5 minute read
Another day, another promise from the Ignite conference fulfilled. It’s great to see so many fantastic new capabilities rolling out to Office 365 – and quickly. At Ignite, the Product Group really seemed to focus on near term enhancements and improvements, which makes this last part of the year a fertile one for new goodies. I don’t usually do “here’s a new feature” posts, but some of the new features are just too good to acknowledge – plus, we’ve been waiting for the cloud fulfillment to come on some of this stuff for a long time.
This one is a little bittersweet for me, though, as having PowerApps for building list forms truly makes my value-added functions in SPServices obsolete. On the one hand, that makes me sad, but on the other hand, it should have happened long ago. Things like cascading dropdowns are just too important not to be a part of the product somehow.
This capability actually started rolling out last week, but I only noticed it over the weekend. The PowerApps team did a blog post last Wednesday, November 15, entitled Announcing availability of custom forms, multi-value choice and read-only attachments support for SharePoint with PowerApps.
There are a number of announcements in the post, but here’s an executive summary:
- Custom SharePoint list forms with PowerApps – More about this below.
- Multi-select support for Choice, Lookup & People columns – My guess is these column types were what were holding up the PowerApps list forms capability, as these are unique to SharePoint. Since PowerApps has been built to be useful across many different parts of the Microsoft ecosystem, getting these column types into it was probably not high enough on the list for us SharePointilists.
- Read-only attachments support – Well, it’s a start. At least we can display attachments in our PowerApps forms, even though we can’t upload them. Hopefully that will come soon, and the PowerApps team acknowledges its importance.
The big story here is using PowerApps for SharePoint list forms. They have been teasing us with this one for a while now, and the screenshots (like the one above – maps always get people excited!) made many of us excited for this day.
The out of the box forms for lists (and libraries) have never been all that sexy. Their utilitarian nature belied the almost magical capability we were getting in that the forms adapted immediately to any changes to the list structure and settings. We’ve had that capability for so long now that many people have lost site of how cool that actually is.
Most people want their forms to be pretty, or more importantly to better represent the look or flow of a business process. Forms are in a sense where the rubber meats the road for content management. We want them to work well for collecting metadata so that we can have as friction-less an experience as possible. If adding metadata doesn’t feel artificial or burdensome, we gain so many important benefits down the road. Metadata is NOT dead!
I believe that forms and process ought to be decoupled, and that’s what the PowerApps and Flow split does for us. Many forms are just forms and that’s it. Other times, we may need to layer in some process, and that’s where Flow comes in.

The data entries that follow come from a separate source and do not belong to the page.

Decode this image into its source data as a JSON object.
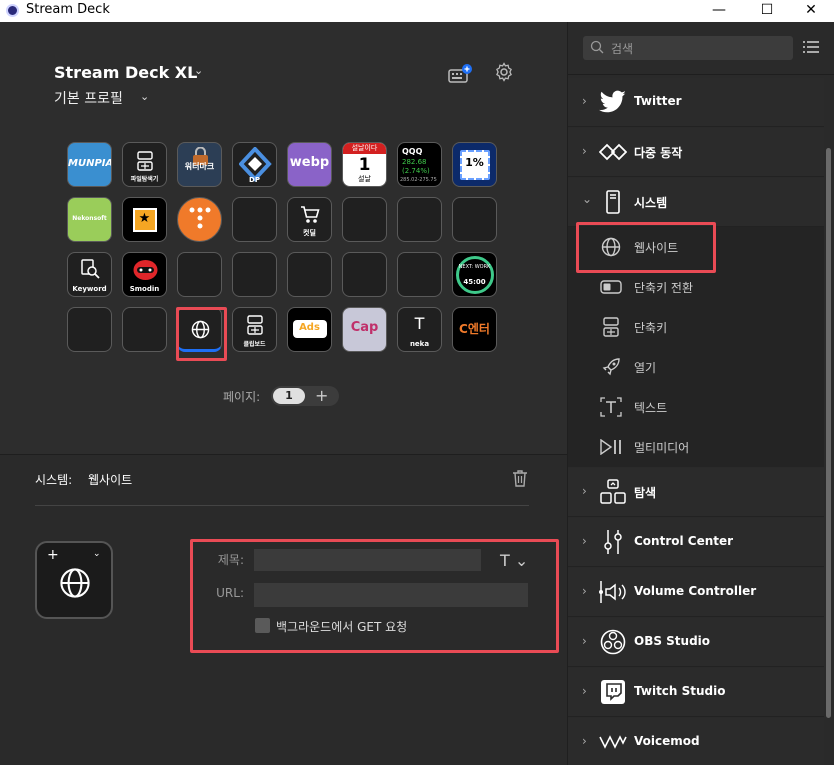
{
  "window": {
    "title": "Stream Deck",
    "minimize": "—",
    "maximize": "☐",
    "close": "✕"
  },
  "deck": {
    "name": "Stream Deck XL",
    "profile": "기본 프로필"
  },
  "keys": [
    [
      "MUNPIA",
      "",
      "워터마크",
      "DP",
      "webp",
      "설날",
      "QQQ",
      "1%"
    ],
    [
      "Nekonsoft",
      "",
      "",
      "",
      "컷딜",
      "",
      "",
      ""
    ],
    [
      "Keyword",
      "Smodin",
      "",
      "",
      "",
      "",
      "",
      "NEXT: WORK 45:00"
    ],
    [
      "",
      "",
      "",
      "클립보드",
      "Ads",
      "Cap",
      "neka",
      "C엔터"
    ]
  ],
  "key_extra": {
    "calc1": "파일탐색기",
    "cal_head": "설날이다",
    "cal_day": "1",
    "stock_up": "282.68",
    "stock_pct": "(2.74%)",
    "stock_date": "285.02-275.75",
    "percent": "1%",
    "next_work": "NEXT: WORK",
    "timer": "45:00"
  },
  "pager": {
    "label": "페이지:",
    "current": "1",
    "add": "+"
  },
  "properties": {
    "category": "시스템:",
    "action": "웹사이트",
    "title_label": "제목:",
    "title_value": "",
    "url_label": "URL:",
    "url_value": "",
    "checkbox_label": "백그라운드에서 GET 요청",
    "checkbox_checked": false
  },
  "sidebar": {
    "search_placeholder": "검색",
    "categories_top": [
      {
        "name": "Twitter",
        "icon": "twitter-icon"
      },
      {
        "name": "다중 동작",
        "icon": "multi-action-icon"
      },
      {
        "name": "시스템",
        "icon": "system-icon",
        "expanded": true
      }
    ],
    "system_actions": [
      {
        "name": "웹사이트",
        "icon": "globe-icon"
      },
      {
        "name": "단축키 전환",
        "icon": "hotkey-switch-icon"
      },
      {
        "name": "단축키",
        "icon": "hotkey-icon"
      },
      {
        "name": "열기",
        "icon": "rocket-icon"
      },
      {
        "name": "텍스트",
        "icon": "text-icon"
      },
      {
        "name": "멀티미디어",
        "icon": "multimedia-icon"
      }
    ],
    "categories_bottom": [
      {
        "name": "탐색",
        "icon": "navigation-icon"
      },
      {
        "name": "Control Center",
        "icon": "control-center-icon"
      },
      {
        "name": "Volume Controller",
        "icon": "volume-controller-icon"
      },
      {
        "name": "OBS Studio",
        "icon": "obs-icon"
      },
      {
        "name": "Twitch Studio",
        "icon": "twitch-icon"
      },
      {
        "name": "Voicemod",
        "icon": "voicemod-icon"
      }
    ]
  },
  "colors": {
    "highlight": "#e94b55",
    "accent_blue": "#1e6ff5"
  }
}
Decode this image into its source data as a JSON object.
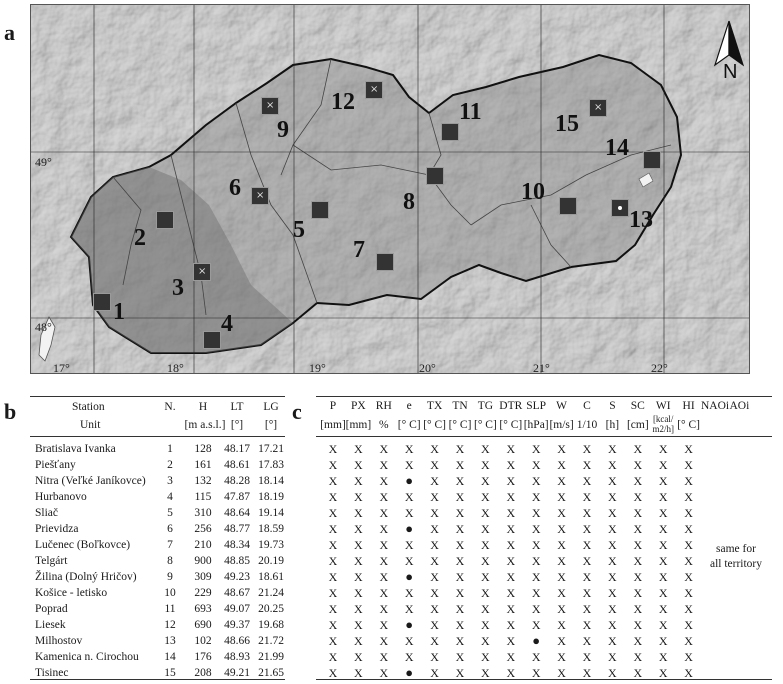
{
  "panels": {
    "a": "a",
    "b": "b",
    "c": "c"
  },
  "map": {
    "longitude_labels": [
      "17°",
      "18°",
      "19°",
      "20°",
      "21°",
      "22°"
    ],
    "latitude_labels": [
      "49°",
      "48°"
    ],
    "north_label": "N",
    "stations": [
      {
        "num": "1",
        "marker": "plain"
      },
      {
        "num": "2",
        "marker": "plain"
      },
      {
        "num": "3",
        "marker": "x"
      },
      {
        "num": "4",
        "marker": "plain"
      },
      {
        "num": "5",
        "marker": "plain"
      },
      {
        "num": "6",
        "marker": "x"
      },
      {
        "num": "7",
        "marker": "plain"
      },
      {
        "num": "8",
        "marker": "plain"
      },
      {
        "num": "9",
        "marker": "x"
      },
      {
        "num": "10",
        "marker": "plain"
      },
      {
        "num": "11",
        "marker": "plain"
      },
      {
        "num": "12",
        "marker": "x"
      },
      {
        "num": "13",
        "marker": "dot"
      },
      {
        "num": "14",
        "marker": "plain"
      },
      {
        "num": "15",
        "marker": "x"
      }
    ]
  },
  "station_table": {
    "headers": [
      "Station",
      "N.",
      "H",
      "LT",
      "LG"
    ],
    "units": [
      "Unit",
      "",
      "[m a.s.l.]",
      "[°]",
      "[°]"
    ],
    "rows": [
      [
        "Bratislava Ivanka",
        "1",
        "128",
        "48.17",
        "17.21"
      ],
      [
        "Piešťany",
        "2",
        "161",
        "48.61",
        "17.83"
      ],
      [
        "Nitra (Veľké Janíkovce)",
        "3",
        "132",
        "48.28",
        "18.14"
      ],
      [
        "Hurbanovo",
        "4",
        "115",
        "47.87",
        "18.19"
      ],
      [
        "Sliač",
        "5",
        "310",
        "48.64",
        "19.14"
      ],
      [
        "Prievidza",
        "6",
        "256",
        "48.77",
        "18.59"
      ],
      [
        "Lučenec (Boľkovce)",
        "7",
        "210",
        "48.34",
        "19.73"
      ],
      [
        "Telgárt",
        "8",
        "900",
        "48.85",
        "20.19"
      ],
      [
        "Žilina (Dolný Hričov)",
        "9",
        "309",
        "49.23",
        "18.61"
      ],
      [
        "Košice - letisko",
        "10",
        "229",
        "48.67",
        "21.24"
      ],
      [
        "Poprad",
        "11",
        "693",
        "49.07",
        "20.25"
      ],
      [
        "Liesek",
        "12",
        "690",
        "49.37",
        "19.68"
      ],
      [
        "Milhostov",
        "13",
        "102",
        "48.66",
        "21.72"
      ],
      [
        "Kamenica n. Cirochou",
        "14",
        "176",
        "48.93",
        "21.99"
      ],
      [
        "Tisinec",
        "15",
        "208",
        "49.21",
        "21.65"
      ]
    ]
  },
  "variable_table": {
    "headers": [
      "P",
      "PX",
      "RH",
      "e",
      "TX",
      "TN",
      "TG",
      "DTR",
      "SLP",
      "W",
      "C",
      "S",
      "SC",
      "WI",
      "HI",
      "NAOi",
      "AOi"
    ],
    "units": [
      "[mm]",
      "[mm]",
      "%",
      "[° C]",
      "[° C]",
      "[° C]",
      "[° C]",
      "[° C]",
      "[hPa]",
      "[m/s]",
      "1/10",
      "[h]",
      "[cm]",
      "[kcal/ m2/h]",
      "[° C]",
      "",
      ""
    ],
    "x_symbol": "X",
    "dot_symbol": "●",
    "rows": [
      "XXXXXXXXXXXXXXX",
      "XXXXXXXXXXXXXXX",
      "XXX●XXXXXXXXXXX",
      "XXXXXXXXXXXXXXX",
      "XXXXXXXXXXXXXXX",
      "XXX●XXXXXXXXXXX",
      "XXXXXXXXXXXXXXX",
      "XXXXXXXXXXXXXXX",
      "XXX●XXXXXXXXXXX",
      "XXXXXXXXXXXXXXX",
      "XXXXXXXXXXXXXXX",
      "XXX●XXXXXXXXXXX",
      "XXXXXXXX●XXXXXX",
      "XXXXXXXXXXXXXXX",
      "XXX●XXXXXXXXXXX"
    ],
    "note_line1": "same for",
    "note_line2": "all territory"
  }
}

— Marc D Anderson (@sympmarc) November 19, 2017
Creating the example I tweeted above showing PowerApps on one of my test lists was about a 3 minute process. Here’s how it works.
First, you must be in First Release for Tenant. First Release for Select Users will NOT get you this capability. Most organizations will not have First Release for Tenant enabled in “production”, so you may need to spin up a side tenant to play around with this.
The distinction between these two types of First Release is a constant source of confusion, and I’ll keep pushing for more clarity – even in the face of the change from First Release the the Targeted Release terminology. Leave it to Microsoft to rename things!
When you go into a list, you’ll see PowerApps on the toolbar, as you have for a while now. What’s new is the Customize forms option.
When you click Customize forms, you’ll be launched through a series of animated and flashing screens to land you in PowerApps with a default form already set up for you. It’s likely to feel a little disconcerting, frankly, especially if you haven’t used PowerApps before.
But the upshot is that you now have a fancy new PowerApps-based form – all ready to use, even if you don’t make any modifications. Note the Back to SharePoint link in the upper left. Once you’re done making any changes, you can click that link and you’ll see this dialog:
You’ll want to click Save and Publish. This will lead you through some more flashing screens – be patient – and you’ll land back on your list with your new form magically in place. If you select an item in the list and click Edit, you’ll see it.
I’m not going to go into how PowerApps works here, but there are some excellent tutorials out there from folks like Laura Rogers (@wonderlaura).
If you decide you’d like to switch back to the default list forms – or even back to Infopath – you’ll find that setting under List Settings / Form Settings. You can also delete the PowerApps form you’ve created here in case you want to start over (which I did to get some of these screenshots).
I expect this new capability is going to usher in a sort of forms renaissance in SharePoint. Don’t let anyone tell you otherwise, PowerApps is indeed the successor to Infopath, though don’t expect a one to one feature comparison just yet. Happy form-ulating!